> _WHAT TO PRODUCE_:
Exact copy, no pictures: return all the data below as written.

---

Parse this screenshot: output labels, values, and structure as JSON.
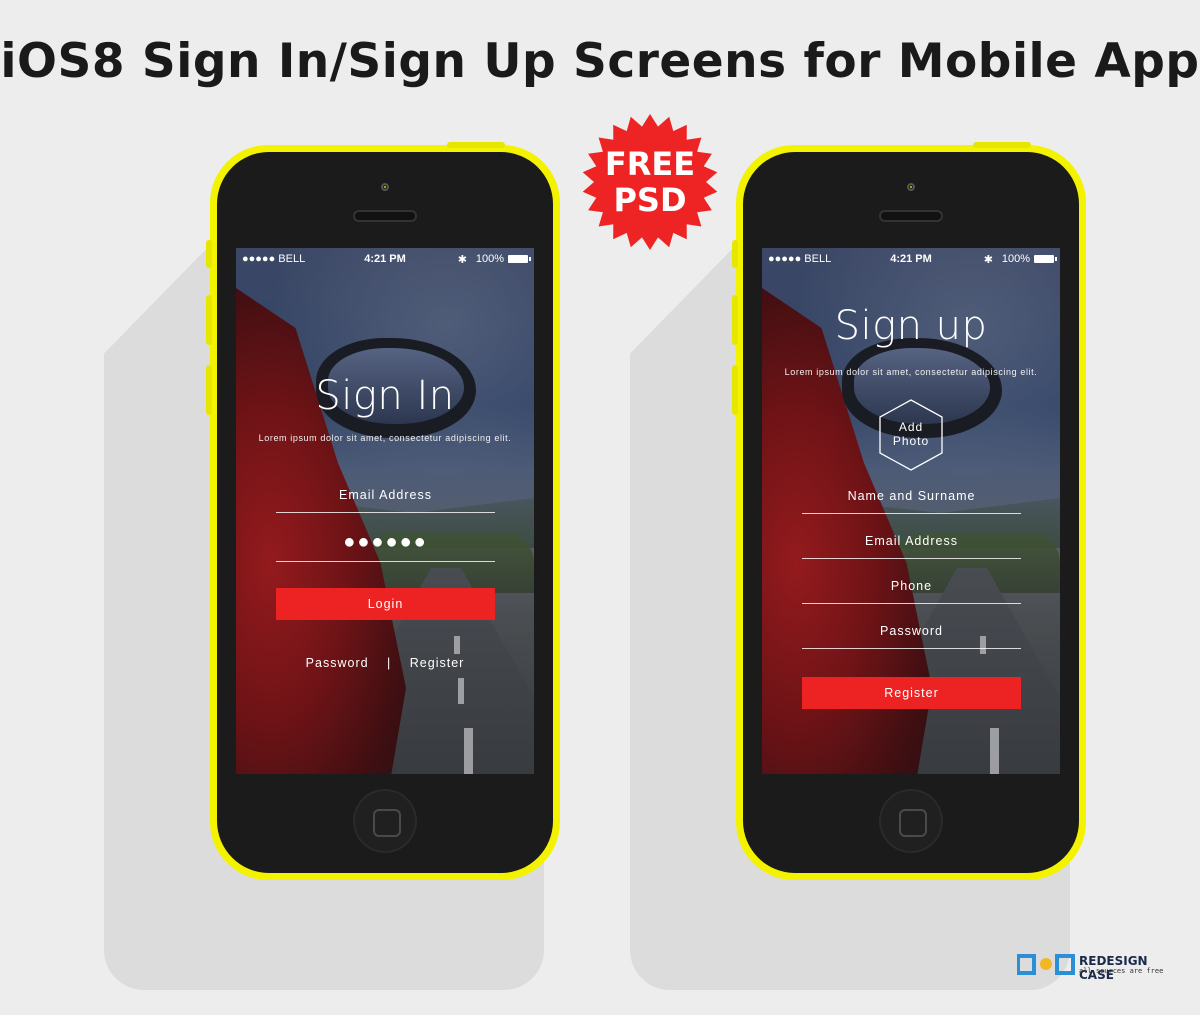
{
  "page": {
    "title": "iOS8 Sign In/Sign Up Screens for Mobile App"
  },
  "badge": {
    "line1": "FREE",
    "line2": "PSD",
    "color": "#ee2424"
  },
  "colors": {
    "phone_body": "#f3f300",
    "accent_button": "#ed2222"
  },
  "status_bar": {
    "carrier": "●●●●● BELL",
    "time": "4:21 PM",
    "battery": "100%"
  },
  "signin": {
    "title": "Sign In",
    "subtitle": "Lorem ipsum dolor sit amet, consectetur adipiscing elit.",
    "email_label": "Email Address",
    "password_value": "●●●●●●",
    "login_label": "Login",
    "password_link": "Password",
    "separator": "|",
    "register_link": "Register"
  },
  "signup": {
    "title": "Sign up",
    "subtitle": "Lorem ipsum dolor sit amet, consectetur adipiscing elit.",
    "photo_line1": "Add",
    "photo_line2": "Photo",
    "name_label": "Name and Surname",
    "email_label": "Email Address",
    "phone_label": "Phone",
    "password_label": "Password",
    "register_label": "Register"
  },
  "logo": {
    "name": "REDESIGN CASE",
    "tagline": "all sources are free"
  }
}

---

> _OUTPUT FOR THIS EXERCISE_:
Parse this screenshot: output labels, values, and structure as JSON.
{
  "page": {
    "title": "iOS8 Sign In/Sign Up Screens for Mobile App"
  },
  "badge": {
    "line1": "FREE",
    "line2": "PSD",
    "color": "#ee2424"
  },
  "colors": {
    "phone_body": "#f3f300",
    "accent_button": "#ed2222"
  },
  "status_bar": {
    "carrier": "●●●●● BELL",
    "time": "4:21 PM",
    "battery": "100%"
  },
  "signin": {
    "title": "Sign In",
    "subtitle": "Lorem ipsum dolor sit amet, consectetur adipiscing elit.",
    "email_label": "Email Address",
    "password_value": "●●●●●●",
    "login_label": "Login",
    "password_link": "Password",
    "separator": "|",
    "register_link": "Register"
  },
  "signup": {
    "title": "Sign up",
    "subtitle": "Lorem ipsum dolor sit amet, consectetur adipiscing elit.",
    "photo_line1": "Add",
    "photo_line2": "Photo",
    "name_label": "Name and Surname",
    "email_label": "Email Address",
    "phone_label": "Phone",
    "password_label": "Password",
    "register_label": "Register"
  },
  "logo": {
    "name": "REDESIGN CASE",
    "tagline": "all sources are free"
  }
}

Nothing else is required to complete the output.